LVS Oxford has been steadily growing its KS3 student numbers since September and is delighted by the progress being made by both new and existing learners in Years 7, 8 and 9.
Another important aspect is developing skills and confidence that paves the way for learners to participate in work placements when they are further up the school. The KS3 class spent a memorable afternoon at Pizza Express in central Oxford, where they learnt how this popular chain run their restaurants. They were also able to make their own pizzas under instruction in a workplace setting. This Oxford trip also included a visit to the Oxford Castle where they learnt about the building’s 1,000 year history and climbed the mound of the 11th century motte-and-bailey castle.
The KS3 curriculum includes a range of opportunities for students to learn through practical experience and subjects like horticulture, forest school, music, cooking, live life well, health and fitness, and enterprise.
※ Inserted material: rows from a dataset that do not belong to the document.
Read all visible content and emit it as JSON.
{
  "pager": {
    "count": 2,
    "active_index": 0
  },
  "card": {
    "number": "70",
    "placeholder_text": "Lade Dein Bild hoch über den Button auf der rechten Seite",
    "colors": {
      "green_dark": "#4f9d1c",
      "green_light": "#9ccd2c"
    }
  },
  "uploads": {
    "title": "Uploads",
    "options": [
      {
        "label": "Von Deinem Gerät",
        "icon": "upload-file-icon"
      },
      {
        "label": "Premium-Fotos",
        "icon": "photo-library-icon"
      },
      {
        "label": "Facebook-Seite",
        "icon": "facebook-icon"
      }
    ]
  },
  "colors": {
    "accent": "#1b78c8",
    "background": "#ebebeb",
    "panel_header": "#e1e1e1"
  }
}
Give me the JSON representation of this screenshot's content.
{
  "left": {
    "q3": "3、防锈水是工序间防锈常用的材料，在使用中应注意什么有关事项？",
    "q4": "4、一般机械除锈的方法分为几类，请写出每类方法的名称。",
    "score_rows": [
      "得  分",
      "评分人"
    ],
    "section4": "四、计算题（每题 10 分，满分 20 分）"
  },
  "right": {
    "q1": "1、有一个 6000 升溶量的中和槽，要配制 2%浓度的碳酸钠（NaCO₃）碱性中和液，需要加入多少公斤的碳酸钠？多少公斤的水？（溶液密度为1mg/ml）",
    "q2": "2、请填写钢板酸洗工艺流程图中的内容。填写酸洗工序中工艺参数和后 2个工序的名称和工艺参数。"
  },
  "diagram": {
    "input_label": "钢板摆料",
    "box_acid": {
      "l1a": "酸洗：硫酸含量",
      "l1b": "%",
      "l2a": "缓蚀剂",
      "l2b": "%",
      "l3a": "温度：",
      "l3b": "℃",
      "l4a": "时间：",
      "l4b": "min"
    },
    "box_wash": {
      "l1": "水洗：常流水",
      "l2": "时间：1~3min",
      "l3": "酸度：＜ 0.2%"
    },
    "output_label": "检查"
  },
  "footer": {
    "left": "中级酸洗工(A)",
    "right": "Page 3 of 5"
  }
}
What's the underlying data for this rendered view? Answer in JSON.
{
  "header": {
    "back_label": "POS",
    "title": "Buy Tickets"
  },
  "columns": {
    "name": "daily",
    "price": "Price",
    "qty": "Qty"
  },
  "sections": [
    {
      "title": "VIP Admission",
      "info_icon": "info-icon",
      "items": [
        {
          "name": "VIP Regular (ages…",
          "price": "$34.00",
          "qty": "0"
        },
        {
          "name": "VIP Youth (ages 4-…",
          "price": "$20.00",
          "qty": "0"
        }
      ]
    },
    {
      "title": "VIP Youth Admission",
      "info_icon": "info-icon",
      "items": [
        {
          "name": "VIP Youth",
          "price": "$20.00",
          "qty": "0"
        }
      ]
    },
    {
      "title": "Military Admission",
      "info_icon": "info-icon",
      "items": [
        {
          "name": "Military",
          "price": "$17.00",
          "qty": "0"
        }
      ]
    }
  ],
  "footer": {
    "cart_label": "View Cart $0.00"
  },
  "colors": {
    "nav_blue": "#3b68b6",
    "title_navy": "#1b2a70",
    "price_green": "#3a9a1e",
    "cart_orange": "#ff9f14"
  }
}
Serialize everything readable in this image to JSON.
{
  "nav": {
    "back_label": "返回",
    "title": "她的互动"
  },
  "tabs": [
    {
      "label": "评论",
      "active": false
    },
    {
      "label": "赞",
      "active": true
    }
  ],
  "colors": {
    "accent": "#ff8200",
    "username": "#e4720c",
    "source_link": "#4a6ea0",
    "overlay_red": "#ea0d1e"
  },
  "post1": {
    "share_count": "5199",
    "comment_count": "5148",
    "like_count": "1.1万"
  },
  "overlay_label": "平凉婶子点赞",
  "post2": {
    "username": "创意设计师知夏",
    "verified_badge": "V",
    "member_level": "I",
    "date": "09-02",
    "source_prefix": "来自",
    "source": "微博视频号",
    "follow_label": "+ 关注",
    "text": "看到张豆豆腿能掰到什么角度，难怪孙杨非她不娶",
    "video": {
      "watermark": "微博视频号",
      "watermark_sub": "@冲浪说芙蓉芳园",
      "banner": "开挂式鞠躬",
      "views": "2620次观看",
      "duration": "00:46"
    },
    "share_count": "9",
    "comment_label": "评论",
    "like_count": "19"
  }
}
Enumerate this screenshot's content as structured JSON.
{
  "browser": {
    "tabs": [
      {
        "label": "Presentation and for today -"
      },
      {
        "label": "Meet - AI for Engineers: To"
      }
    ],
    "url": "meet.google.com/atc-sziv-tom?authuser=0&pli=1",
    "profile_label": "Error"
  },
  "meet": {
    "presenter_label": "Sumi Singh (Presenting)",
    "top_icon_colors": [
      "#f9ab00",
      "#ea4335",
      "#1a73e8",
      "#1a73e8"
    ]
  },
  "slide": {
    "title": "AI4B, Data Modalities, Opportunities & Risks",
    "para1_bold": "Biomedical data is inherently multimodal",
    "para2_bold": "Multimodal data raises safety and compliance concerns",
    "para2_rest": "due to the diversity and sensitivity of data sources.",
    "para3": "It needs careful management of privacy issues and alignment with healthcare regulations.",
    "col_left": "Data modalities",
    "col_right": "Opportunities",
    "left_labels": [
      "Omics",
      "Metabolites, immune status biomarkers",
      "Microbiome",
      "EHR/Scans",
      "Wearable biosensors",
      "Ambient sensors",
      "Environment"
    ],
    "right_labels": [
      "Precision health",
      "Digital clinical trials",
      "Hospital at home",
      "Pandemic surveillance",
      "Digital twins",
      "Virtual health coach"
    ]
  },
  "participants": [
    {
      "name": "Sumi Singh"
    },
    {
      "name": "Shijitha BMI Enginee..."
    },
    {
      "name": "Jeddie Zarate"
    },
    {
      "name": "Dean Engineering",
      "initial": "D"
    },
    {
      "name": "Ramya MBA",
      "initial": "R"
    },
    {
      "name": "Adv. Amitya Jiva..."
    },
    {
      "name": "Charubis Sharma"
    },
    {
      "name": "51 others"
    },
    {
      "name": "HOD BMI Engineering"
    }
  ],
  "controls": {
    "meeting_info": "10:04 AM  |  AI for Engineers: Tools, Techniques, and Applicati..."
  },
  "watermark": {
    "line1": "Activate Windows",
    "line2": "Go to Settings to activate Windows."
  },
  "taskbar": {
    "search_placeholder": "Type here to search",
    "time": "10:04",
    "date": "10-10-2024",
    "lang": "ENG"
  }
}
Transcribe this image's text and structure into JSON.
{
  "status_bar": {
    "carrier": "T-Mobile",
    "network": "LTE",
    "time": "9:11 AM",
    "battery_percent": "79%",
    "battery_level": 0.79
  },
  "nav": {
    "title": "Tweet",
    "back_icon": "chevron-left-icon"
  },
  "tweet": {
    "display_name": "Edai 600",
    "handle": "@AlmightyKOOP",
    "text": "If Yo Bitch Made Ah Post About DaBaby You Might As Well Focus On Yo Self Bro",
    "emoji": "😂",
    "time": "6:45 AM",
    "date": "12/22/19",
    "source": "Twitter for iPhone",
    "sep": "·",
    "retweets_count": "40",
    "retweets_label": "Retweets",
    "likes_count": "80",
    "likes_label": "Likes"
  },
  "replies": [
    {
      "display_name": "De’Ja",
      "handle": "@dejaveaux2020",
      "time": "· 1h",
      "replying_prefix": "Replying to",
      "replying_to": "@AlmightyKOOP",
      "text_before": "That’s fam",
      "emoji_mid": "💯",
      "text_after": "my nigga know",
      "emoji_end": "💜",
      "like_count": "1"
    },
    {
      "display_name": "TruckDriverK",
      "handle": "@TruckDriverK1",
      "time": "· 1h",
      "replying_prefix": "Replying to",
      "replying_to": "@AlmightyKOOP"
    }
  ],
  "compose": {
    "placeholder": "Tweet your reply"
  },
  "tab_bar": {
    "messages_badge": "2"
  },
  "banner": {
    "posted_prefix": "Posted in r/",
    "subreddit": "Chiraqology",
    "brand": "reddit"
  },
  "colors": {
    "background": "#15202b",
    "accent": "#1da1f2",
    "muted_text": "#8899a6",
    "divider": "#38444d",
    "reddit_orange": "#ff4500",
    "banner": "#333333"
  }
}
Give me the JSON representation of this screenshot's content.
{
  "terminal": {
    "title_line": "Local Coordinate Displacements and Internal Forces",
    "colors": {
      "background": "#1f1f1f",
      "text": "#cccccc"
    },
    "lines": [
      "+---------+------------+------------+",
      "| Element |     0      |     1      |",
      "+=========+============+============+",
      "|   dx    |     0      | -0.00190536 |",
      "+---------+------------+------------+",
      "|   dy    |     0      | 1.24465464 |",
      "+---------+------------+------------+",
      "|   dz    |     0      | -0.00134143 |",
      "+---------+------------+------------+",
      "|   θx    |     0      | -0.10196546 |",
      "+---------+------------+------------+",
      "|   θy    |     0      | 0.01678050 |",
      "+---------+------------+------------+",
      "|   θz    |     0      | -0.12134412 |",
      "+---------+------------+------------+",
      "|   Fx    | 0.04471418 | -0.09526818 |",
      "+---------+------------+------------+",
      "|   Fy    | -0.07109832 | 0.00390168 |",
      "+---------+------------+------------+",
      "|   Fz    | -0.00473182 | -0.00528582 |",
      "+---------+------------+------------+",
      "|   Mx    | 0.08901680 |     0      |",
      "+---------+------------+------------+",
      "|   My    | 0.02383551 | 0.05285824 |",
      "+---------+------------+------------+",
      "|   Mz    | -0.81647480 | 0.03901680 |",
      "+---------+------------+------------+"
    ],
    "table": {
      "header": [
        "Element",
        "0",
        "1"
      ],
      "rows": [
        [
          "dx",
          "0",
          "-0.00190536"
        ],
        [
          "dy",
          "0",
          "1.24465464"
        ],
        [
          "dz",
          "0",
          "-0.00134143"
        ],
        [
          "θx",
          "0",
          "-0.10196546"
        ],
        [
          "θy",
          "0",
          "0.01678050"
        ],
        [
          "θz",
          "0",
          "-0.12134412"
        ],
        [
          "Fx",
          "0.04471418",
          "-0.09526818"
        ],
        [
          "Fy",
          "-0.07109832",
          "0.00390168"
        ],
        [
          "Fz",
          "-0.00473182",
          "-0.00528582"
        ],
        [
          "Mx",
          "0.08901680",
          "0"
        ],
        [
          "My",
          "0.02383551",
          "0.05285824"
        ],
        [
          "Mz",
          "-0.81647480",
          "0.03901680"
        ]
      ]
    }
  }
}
This year, the lower school has been taking advantage of the extensive grounds that LVS Oxford, a former Priory, lies within. Students have been taking on responsibility for looking after the school’s chickens and working in teams to build dens as part of their forest school lessons.
Head of School Louisa Allison-Bergin said: “We firmly believe that, given the right environment and coping strategies, young students who have found it difficult to access school prior to coming to LVS Oxford can progress and flourish, reaching their full potential. I am extremely proud of the progress that all our students have made this term. As the school grows, we are particularly keen to expand the lower school and support as many students as we can. Our aim is to help them achieve both in terms of academic attainment and in being prepared for working life and independent living when they move on to college or into the workplace.”
Starting a new school is hard for all students, but for those with autism it can be particularly daunting as school has often represented an overwhelming place that has led to feelings of anxiety and confusion. LVS Oxford prides itself on bespoke transition plans for each new student with support from therapy staff as well as tutors, teachers and learning support assistants. The link between school and home is critical so that each student’s transition can be closely monitored and adapted as needs arise.
By equipping students with coping strategies that help them feel empowered in school, their ability to learn and try new things increases rapidly.
Current research shows that only 15% of young people with an autism spectrum diagnosis are in sustained, full-time employment and we are passionate about changing that statistic.